● **Task item**:
Copy, in full, each line of the material that holds the word "description".

—————

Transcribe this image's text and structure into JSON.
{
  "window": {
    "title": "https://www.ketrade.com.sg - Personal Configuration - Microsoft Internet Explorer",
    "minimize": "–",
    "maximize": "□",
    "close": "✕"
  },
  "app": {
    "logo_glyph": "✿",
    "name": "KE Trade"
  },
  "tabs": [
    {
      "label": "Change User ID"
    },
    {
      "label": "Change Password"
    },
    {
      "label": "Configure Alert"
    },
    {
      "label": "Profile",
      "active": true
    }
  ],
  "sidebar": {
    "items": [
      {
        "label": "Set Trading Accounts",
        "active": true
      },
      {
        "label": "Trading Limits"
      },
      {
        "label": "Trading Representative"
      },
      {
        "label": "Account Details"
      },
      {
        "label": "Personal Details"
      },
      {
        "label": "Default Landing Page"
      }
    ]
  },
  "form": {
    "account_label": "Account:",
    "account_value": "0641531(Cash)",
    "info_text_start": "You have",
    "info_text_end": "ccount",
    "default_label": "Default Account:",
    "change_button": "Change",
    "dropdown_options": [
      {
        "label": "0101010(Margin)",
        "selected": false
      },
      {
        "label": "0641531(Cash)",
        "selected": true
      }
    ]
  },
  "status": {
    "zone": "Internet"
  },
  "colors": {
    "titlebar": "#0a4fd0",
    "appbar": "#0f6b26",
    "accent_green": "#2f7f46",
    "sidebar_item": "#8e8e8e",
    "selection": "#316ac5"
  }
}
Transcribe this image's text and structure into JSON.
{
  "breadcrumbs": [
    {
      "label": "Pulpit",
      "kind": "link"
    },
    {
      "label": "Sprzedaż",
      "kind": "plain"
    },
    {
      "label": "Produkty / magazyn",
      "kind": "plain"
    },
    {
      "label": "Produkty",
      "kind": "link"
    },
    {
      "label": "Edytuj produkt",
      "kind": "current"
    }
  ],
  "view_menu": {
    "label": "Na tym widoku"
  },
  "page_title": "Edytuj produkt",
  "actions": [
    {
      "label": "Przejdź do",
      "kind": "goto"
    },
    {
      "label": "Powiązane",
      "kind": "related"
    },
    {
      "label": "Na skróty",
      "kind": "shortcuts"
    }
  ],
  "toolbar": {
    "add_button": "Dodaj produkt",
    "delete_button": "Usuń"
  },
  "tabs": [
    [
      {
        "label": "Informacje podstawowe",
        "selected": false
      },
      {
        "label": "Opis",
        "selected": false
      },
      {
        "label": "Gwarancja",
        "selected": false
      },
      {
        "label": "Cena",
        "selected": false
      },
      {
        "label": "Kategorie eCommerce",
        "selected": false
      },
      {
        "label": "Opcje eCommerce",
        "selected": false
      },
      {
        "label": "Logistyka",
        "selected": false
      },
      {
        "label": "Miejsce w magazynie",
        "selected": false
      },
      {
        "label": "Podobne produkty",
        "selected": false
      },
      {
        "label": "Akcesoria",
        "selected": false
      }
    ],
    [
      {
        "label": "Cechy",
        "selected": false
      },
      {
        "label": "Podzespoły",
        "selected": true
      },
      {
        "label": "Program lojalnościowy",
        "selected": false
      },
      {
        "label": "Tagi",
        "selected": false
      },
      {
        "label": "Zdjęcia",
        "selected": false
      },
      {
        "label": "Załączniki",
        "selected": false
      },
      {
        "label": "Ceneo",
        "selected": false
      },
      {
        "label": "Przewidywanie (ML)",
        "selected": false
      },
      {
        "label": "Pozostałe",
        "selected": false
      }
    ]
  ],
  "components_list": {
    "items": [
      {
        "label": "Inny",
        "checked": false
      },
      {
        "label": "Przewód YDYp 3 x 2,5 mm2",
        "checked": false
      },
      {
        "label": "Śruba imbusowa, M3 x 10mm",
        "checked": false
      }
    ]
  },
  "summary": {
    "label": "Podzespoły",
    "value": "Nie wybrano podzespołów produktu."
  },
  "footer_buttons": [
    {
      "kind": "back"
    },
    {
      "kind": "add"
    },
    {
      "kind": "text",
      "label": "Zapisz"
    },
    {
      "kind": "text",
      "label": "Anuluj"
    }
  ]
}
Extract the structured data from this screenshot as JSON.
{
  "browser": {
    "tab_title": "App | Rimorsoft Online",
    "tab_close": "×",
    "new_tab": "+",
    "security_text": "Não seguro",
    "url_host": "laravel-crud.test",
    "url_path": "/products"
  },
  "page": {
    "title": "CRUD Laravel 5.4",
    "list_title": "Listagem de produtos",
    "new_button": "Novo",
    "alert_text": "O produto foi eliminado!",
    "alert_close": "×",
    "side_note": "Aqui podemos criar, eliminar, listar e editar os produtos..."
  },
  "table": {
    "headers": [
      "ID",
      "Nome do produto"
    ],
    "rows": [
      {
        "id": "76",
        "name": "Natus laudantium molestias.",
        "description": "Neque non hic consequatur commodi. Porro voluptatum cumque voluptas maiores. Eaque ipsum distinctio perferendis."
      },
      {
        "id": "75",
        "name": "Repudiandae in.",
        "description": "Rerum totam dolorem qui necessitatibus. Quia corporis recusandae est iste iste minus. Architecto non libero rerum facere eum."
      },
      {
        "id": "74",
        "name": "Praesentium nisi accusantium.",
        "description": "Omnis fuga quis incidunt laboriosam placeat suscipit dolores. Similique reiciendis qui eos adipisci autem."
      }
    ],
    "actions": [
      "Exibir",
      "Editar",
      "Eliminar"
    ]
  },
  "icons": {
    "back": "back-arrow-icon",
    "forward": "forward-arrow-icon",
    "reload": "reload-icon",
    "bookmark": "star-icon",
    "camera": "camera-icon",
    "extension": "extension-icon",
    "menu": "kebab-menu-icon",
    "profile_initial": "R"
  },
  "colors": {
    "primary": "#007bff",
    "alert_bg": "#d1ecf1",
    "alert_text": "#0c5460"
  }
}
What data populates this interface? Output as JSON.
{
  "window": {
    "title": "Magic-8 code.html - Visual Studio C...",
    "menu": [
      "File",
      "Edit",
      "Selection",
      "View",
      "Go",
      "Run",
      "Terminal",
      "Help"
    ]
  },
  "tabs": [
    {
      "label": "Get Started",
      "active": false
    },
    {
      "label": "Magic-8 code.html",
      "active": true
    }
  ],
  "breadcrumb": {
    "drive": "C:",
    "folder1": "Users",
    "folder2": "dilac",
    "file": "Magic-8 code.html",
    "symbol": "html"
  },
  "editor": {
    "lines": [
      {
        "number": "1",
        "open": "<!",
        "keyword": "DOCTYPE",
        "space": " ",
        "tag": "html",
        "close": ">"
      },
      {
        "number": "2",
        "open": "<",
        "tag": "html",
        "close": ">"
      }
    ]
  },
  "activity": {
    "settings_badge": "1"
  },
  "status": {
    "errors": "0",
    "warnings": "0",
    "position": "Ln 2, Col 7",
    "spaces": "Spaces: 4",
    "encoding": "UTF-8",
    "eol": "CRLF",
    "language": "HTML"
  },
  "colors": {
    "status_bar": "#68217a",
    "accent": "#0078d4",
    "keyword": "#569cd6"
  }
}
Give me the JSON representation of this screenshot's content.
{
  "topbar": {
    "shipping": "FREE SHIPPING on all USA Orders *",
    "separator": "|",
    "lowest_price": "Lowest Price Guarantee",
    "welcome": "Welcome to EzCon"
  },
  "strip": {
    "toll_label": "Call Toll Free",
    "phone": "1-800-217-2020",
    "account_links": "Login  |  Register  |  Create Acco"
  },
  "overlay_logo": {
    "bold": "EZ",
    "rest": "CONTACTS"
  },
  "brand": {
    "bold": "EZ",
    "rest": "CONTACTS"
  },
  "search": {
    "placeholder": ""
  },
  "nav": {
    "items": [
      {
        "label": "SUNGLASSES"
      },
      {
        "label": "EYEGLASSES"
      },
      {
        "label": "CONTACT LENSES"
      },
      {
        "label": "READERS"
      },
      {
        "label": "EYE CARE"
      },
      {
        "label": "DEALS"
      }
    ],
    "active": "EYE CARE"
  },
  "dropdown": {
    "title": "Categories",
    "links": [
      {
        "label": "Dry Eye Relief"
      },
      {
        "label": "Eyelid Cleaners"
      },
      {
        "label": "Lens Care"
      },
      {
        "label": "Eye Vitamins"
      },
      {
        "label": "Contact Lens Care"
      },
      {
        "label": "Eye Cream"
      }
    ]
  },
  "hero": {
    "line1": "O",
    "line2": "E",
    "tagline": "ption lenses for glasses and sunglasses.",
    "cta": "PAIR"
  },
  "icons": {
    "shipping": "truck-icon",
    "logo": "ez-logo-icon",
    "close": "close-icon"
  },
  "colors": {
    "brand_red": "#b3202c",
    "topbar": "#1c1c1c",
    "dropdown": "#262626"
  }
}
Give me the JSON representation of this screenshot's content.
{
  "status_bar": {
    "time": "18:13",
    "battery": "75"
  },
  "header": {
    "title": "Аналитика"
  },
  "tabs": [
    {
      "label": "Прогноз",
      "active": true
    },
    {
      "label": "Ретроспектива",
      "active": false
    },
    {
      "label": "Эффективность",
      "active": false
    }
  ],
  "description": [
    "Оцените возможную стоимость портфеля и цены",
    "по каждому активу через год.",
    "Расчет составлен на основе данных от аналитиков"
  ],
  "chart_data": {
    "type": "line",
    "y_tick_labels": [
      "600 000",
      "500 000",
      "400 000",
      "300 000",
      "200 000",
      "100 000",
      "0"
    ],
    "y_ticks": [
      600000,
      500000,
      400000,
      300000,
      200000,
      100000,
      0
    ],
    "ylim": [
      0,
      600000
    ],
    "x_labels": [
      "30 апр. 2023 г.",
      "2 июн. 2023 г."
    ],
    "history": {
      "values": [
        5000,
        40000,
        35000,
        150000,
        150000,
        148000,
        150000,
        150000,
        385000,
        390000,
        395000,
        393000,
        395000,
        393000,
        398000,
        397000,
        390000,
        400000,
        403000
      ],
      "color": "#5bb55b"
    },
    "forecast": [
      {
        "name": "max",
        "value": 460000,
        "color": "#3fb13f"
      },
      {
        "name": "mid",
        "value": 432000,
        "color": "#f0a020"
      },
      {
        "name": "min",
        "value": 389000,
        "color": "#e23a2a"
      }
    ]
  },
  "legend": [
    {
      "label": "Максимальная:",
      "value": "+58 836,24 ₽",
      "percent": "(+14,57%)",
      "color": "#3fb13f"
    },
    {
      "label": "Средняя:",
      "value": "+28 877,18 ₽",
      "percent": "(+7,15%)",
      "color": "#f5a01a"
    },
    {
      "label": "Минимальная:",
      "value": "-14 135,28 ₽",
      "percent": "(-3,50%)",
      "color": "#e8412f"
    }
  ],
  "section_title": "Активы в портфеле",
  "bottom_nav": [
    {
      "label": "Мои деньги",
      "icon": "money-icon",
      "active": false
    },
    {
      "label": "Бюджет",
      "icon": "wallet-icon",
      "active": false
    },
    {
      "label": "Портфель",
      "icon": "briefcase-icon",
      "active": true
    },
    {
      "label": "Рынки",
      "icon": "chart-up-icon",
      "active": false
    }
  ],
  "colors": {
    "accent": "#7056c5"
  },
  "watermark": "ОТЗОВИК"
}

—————

● **Task answer**:
        "description": "Neque non hic consequatur commodi. Porro voluptatum cumque voluptas maiores. Eaque ipsum distinctio perferendis."
        "description": "Rerum totam dolorem qui necessitatibus. Quia corporis recusandae est iste iste minus. Architecto non libero rerum facere eum."
        "description": "Omnis fuga quis incidunt laboriosam placeat suscipit dolores. Similique reiciendis qui eos adipisci autem."
  "description": [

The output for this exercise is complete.